Aim of the exercise: Line count for "County": give the number of lines in the records below that hold it, and nothing else.

─── Data supplied ───

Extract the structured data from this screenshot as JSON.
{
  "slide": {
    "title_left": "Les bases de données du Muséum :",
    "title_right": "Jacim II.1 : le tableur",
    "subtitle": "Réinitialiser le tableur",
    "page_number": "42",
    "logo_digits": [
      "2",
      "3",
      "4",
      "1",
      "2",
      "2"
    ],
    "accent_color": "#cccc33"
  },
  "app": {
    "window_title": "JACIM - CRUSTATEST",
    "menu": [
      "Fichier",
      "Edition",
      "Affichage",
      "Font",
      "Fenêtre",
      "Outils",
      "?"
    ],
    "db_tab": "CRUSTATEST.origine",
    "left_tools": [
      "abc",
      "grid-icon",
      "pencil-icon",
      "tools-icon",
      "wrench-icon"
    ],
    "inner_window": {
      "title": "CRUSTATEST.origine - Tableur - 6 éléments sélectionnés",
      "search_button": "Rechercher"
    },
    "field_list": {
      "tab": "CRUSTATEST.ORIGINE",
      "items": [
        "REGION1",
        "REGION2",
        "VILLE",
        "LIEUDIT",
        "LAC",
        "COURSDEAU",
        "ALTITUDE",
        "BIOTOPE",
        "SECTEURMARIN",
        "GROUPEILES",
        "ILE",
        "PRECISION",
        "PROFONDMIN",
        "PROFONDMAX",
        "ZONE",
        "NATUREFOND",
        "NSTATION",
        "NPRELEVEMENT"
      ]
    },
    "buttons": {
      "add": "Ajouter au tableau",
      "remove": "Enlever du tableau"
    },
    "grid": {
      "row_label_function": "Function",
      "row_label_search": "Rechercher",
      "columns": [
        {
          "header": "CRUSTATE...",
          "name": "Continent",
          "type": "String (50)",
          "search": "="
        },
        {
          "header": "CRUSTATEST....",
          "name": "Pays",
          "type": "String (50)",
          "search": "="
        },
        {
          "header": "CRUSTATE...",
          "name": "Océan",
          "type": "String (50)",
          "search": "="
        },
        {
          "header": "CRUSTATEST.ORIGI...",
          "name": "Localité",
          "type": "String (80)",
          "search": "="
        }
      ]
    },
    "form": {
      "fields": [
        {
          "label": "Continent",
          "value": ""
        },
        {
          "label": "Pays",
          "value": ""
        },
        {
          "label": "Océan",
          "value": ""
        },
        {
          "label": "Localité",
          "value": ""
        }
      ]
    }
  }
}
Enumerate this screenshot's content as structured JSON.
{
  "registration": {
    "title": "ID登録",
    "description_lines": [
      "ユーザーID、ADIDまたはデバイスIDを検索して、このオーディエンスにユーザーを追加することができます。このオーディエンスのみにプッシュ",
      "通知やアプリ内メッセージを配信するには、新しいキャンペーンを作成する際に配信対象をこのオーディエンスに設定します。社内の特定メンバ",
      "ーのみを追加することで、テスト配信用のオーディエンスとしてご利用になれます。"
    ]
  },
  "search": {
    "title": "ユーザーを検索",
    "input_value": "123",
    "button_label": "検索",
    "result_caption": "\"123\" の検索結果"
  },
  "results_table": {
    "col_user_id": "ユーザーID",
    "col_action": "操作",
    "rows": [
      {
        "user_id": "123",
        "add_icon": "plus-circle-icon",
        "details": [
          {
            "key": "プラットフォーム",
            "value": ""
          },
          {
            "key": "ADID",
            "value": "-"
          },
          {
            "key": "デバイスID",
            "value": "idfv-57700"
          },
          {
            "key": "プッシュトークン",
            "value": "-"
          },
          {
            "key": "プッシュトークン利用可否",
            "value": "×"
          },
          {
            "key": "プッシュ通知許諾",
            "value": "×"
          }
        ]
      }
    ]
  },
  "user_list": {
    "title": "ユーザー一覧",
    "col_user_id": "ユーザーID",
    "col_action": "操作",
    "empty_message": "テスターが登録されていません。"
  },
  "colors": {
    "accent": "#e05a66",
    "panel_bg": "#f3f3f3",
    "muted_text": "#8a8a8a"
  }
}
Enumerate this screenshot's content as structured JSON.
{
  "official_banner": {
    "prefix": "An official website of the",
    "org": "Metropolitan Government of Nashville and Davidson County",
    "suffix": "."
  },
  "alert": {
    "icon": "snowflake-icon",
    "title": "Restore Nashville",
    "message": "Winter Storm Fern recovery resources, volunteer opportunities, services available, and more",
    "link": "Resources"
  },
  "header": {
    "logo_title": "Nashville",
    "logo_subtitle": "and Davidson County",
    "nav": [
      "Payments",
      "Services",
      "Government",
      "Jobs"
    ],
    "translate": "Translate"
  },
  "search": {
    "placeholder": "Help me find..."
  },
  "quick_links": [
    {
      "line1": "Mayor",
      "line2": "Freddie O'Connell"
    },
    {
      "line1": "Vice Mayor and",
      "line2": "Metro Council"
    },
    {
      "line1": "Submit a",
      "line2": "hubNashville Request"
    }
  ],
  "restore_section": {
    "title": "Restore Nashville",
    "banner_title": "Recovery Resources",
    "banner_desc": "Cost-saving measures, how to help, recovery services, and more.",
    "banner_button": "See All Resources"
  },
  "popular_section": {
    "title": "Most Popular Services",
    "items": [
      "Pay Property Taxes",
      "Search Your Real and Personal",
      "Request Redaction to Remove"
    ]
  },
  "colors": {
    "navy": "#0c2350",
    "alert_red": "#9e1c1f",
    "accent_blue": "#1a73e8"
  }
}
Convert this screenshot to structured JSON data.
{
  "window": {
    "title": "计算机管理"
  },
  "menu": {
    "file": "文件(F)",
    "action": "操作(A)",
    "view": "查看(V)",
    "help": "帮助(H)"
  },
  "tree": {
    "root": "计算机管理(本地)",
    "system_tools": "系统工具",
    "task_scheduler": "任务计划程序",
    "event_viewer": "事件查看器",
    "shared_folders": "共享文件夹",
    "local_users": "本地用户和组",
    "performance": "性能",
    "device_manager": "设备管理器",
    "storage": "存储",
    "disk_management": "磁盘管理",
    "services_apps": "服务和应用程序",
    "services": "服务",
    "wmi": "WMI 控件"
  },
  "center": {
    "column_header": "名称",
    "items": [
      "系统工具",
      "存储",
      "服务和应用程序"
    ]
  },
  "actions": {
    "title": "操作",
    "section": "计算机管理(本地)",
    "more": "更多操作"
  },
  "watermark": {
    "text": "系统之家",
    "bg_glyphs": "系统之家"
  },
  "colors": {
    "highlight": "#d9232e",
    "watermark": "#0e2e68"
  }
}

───

Output for this exercise: 2